# YOUR TASK:
Which lines in the records below contain the word "this"? Copy each one.

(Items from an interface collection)
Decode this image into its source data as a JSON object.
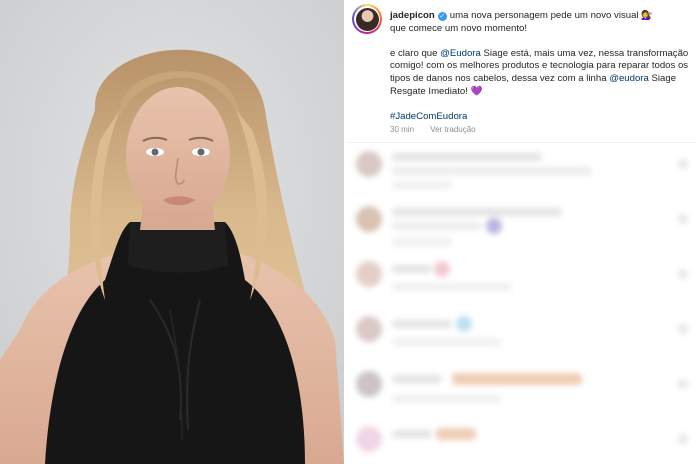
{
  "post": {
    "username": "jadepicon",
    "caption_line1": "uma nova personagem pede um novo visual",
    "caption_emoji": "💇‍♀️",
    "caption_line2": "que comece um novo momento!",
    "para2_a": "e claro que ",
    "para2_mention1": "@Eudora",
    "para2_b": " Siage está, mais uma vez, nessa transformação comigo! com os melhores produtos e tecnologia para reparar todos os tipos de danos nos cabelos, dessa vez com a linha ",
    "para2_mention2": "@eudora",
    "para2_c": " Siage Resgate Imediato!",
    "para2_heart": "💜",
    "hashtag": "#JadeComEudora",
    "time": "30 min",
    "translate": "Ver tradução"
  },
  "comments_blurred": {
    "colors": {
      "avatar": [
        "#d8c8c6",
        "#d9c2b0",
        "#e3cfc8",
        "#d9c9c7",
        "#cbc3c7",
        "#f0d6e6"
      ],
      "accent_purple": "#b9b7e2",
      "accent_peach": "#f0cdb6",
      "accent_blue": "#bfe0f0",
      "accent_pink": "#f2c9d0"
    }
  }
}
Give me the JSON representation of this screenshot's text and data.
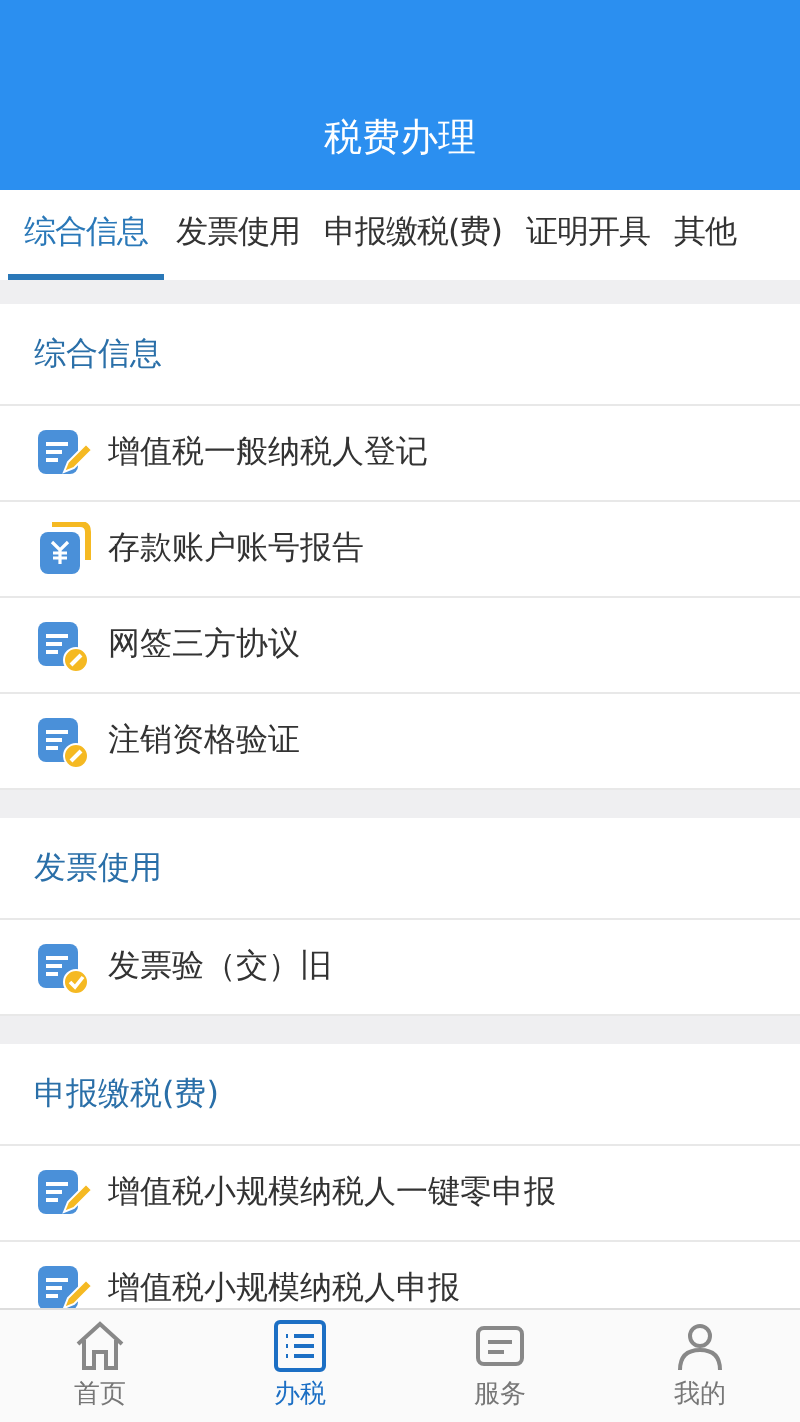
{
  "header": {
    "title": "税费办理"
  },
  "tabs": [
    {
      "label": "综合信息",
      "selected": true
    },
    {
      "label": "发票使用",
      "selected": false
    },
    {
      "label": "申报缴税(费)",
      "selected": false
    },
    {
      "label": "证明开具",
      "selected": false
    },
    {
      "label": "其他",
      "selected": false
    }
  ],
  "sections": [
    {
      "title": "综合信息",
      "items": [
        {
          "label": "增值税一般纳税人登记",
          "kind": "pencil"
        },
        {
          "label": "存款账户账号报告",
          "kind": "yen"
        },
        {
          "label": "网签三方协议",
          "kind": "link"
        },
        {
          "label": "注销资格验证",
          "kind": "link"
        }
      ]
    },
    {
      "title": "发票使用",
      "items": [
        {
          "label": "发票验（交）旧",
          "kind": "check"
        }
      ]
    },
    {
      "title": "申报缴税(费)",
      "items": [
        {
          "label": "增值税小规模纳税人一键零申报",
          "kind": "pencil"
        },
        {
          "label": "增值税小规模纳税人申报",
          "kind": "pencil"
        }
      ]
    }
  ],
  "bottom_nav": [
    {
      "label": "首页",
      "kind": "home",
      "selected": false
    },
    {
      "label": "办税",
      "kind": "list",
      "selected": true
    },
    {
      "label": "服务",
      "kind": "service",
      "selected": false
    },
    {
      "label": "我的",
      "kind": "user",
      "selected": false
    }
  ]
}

# EXPECTED OUTPUT:
Decode this image into its source data as a JSON object.
Give me the JSON representation of this screenshot's text and data.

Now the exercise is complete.